American Medical Association
Copyright
Copyright © 2004 American Medical Association. All Rights Reserved.
ISSN
1072-4710
eISSN
1538-3628
DOI
10.1001/archpedi.158.4.401-a
Publisher site
See Article on Publisher Site

Abstract

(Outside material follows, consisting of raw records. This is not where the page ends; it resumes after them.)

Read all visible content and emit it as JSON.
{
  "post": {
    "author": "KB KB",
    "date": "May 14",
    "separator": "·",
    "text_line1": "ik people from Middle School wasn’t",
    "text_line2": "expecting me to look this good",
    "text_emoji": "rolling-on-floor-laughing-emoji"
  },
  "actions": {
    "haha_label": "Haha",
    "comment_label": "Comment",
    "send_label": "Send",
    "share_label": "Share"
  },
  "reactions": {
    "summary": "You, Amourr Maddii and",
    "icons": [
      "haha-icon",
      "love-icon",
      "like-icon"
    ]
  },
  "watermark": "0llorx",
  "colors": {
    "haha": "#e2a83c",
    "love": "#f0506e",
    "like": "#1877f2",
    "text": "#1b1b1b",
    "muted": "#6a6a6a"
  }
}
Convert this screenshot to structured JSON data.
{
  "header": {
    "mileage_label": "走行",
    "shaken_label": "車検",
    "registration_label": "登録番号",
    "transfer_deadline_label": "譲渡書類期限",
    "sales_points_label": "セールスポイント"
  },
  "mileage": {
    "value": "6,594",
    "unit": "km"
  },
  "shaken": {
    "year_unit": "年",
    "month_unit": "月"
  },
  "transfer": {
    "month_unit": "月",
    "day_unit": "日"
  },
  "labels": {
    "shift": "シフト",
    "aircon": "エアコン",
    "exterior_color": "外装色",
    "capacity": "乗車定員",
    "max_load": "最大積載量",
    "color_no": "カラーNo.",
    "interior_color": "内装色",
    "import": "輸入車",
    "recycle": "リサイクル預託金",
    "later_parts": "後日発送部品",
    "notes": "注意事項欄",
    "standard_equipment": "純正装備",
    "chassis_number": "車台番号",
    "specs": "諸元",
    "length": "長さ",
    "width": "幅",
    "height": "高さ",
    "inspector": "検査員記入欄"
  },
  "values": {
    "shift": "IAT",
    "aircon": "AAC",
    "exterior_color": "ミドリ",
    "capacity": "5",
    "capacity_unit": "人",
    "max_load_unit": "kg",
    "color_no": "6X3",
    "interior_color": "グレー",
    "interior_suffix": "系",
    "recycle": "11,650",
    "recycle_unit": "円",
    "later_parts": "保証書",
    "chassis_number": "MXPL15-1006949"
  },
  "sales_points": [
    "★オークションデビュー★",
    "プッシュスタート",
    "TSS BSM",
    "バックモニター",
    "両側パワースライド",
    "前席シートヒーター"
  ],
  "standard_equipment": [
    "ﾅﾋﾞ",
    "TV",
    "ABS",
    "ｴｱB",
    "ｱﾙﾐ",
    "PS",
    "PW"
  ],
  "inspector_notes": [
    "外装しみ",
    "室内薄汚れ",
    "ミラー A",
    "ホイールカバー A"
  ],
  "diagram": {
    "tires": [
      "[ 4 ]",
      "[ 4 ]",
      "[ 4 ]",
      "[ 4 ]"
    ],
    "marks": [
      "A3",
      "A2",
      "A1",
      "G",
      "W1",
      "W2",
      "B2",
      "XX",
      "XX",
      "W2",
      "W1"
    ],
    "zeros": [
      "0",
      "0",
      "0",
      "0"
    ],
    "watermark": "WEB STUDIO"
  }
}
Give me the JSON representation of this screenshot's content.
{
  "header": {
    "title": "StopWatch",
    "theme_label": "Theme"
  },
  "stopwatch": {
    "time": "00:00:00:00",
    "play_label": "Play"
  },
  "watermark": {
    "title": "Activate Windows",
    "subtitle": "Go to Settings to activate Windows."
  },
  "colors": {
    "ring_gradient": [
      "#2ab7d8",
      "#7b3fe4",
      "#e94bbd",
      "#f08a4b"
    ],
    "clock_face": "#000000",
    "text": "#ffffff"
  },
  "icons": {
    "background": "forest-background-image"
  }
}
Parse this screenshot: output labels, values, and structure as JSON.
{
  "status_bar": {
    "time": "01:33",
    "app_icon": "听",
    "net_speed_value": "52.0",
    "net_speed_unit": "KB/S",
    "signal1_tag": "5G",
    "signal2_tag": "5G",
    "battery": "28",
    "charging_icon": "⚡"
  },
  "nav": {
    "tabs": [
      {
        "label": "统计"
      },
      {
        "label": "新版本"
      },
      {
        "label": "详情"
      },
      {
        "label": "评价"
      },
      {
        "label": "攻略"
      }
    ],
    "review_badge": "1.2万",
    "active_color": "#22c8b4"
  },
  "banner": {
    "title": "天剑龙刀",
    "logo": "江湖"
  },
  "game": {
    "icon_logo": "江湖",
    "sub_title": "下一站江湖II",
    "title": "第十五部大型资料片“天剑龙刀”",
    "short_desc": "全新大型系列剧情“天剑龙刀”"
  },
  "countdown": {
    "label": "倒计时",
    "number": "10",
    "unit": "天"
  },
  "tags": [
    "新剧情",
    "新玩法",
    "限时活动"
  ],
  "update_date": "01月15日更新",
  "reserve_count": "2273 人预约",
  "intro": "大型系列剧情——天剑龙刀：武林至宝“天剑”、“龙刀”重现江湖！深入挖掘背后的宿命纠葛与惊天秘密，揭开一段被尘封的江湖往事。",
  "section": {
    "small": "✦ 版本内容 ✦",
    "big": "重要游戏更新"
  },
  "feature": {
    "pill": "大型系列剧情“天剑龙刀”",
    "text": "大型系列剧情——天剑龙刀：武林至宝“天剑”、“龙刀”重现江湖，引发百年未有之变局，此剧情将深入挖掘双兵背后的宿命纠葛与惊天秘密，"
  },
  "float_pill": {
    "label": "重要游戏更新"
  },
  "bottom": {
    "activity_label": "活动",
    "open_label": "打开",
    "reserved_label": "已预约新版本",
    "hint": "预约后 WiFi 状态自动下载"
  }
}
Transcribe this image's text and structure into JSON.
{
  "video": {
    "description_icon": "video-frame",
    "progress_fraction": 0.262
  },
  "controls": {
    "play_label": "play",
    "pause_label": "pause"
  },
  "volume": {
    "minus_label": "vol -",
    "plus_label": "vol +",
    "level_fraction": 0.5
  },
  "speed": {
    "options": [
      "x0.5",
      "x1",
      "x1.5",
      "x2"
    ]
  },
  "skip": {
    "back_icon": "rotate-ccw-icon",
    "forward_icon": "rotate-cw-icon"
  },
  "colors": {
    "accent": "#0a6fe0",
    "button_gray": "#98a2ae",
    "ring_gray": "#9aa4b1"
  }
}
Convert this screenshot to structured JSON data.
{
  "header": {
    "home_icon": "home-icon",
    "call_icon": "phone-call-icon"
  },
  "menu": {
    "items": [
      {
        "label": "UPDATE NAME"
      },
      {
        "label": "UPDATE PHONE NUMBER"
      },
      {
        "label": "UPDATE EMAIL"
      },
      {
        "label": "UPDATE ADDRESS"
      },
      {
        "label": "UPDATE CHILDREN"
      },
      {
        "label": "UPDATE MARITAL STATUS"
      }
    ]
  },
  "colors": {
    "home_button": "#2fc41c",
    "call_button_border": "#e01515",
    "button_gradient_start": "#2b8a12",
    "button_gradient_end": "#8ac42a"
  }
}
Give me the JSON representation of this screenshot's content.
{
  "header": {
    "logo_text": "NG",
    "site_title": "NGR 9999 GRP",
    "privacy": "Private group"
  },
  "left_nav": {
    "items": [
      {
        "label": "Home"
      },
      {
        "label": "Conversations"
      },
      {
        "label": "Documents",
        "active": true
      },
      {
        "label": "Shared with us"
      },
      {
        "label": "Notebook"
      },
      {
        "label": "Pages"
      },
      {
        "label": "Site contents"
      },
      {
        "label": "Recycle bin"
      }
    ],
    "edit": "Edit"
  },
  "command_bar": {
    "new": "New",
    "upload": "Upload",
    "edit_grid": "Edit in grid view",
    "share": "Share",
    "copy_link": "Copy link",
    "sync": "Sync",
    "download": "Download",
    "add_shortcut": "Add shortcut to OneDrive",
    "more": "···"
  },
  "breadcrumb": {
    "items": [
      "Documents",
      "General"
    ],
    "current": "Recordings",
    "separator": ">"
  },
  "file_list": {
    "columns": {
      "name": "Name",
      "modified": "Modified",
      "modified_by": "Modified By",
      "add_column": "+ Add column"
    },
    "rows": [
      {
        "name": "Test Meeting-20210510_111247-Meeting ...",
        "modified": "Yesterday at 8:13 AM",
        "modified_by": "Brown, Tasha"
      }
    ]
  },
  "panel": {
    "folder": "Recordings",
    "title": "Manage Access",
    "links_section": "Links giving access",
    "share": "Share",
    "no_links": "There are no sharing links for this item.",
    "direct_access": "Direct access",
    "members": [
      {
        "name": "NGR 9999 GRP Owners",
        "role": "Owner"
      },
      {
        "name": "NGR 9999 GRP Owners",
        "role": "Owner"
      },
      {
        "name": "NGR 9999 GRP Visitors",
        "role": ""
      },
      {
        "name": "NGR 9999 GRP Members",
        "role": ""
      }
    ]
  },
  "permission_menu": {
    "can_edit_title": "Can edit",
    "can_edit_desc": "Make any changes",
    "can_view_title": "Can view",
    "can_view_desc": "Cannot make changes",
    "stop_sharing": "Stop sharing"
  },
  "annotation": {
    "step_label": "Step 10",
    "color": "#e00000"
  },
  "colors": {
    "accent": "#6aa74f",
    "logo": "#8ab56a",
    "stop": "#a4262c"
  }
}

As more children receive and use cochlear implants in this country, more research becomes available regarding improvements in speech, language, and development. One such study by Pulsifer et al1 entitled "Developmental, Audiological, and Speech Perception Functioning in Children After Cochlear Implant Surgery" appeared in the June issue of ARCHIVES. We applaud the authors' use of functional performance measures, such as nonverbal IQ testing and open-set speech recognition. However, we question the use of parametric statistics in the "speech perception" category of evaluation. Speech perception is critical regarding cochlear implant outcomes, given the importance that parents and society place on the ability to communicate.2 According to the study, "test results were converted . . . to a speech perception category score ranging from 1 (the lowest level of simple detection) to 6 (consistent open-set recognition, for which the listener verbally responds accurately to a question without first being presented with possible responses)."1(p553) Speech perception increased from the lowest score to the highest but not by a fixed interval. Therefore, these data are ordinal and require nonparametric statistics for analysis.2 The authors, however, used means and standard deviations to describe these data and paired t tests to compare the 2 groups. It is inappropriate to use parametric tests on nonparametric data.3 In the article, the authors directly referenced a previous study describing speech recognition scales, which recognized this fact. That study, a speech perception meta-analysis of children with cochlear implants, stated that the scale was ordinal and therefore required nonparametric testing: This conversion . . . introduced statistical constraints so that parametric testing could not be applied. Therefore, the ordinal data were compared by the nonparametric Wilcoxon test statistic. The disadvantage to this nonparametric analysis is that there is less statistical power when differences between subject groups are found.4(pp125,126) It is therefore impossible, given the incompatibility between the type of data and the testing methods used, to state that there is a significant improvement in speech perception postimplantation in this study. The authors may want to consider using a more suitable test such as the Wilcoxon rank sum test or the Mann-Whitney U3 test in order to determine the statistical significance of their findings. Corresponding author and reprints: Rachel St John, MD, Kids Clinic for the Deaf, Georgetown University Medical Center, 3800 Reservoir Rd, 2 PHC, Washington, DC 20007 (e-mail: stjohnmd@hotmail.com). References 1. Pulsifer MBSalorio CFNiparko JK Developmental, audiological, and speech perception functioning in children after cochlear implant surgery. Arch Pediatr Adolesc Med. 2003;157552- 558PubMedGoogle ScholarCrossref 2. Spencer LJBarker BATomblin JB Exploring the language and literacy outcomes of pediatric cochlear implant users. Ear Hear. 2003;24236- 247PubMedGoogle ScholarCrossref 3. Runyon RPHaber A Fundamentals of Behavioral Statistics. Reading, Mass Addison-Wesley Publishing Co1968; 4. Cheng AKGrant GDNiparko JK Meta-analysis of pediatric cochlear implant literature. Ann Otol Rhinol Laryngol Suppl. 1999;177124- 128PubMedGoogle Scholar

Journal

Archives of Pediatrics & Adolescent MedicineAmerican Medical Association

Published: Apr 1, 2004

Keywords: child,cochlear implantation,speech perception

References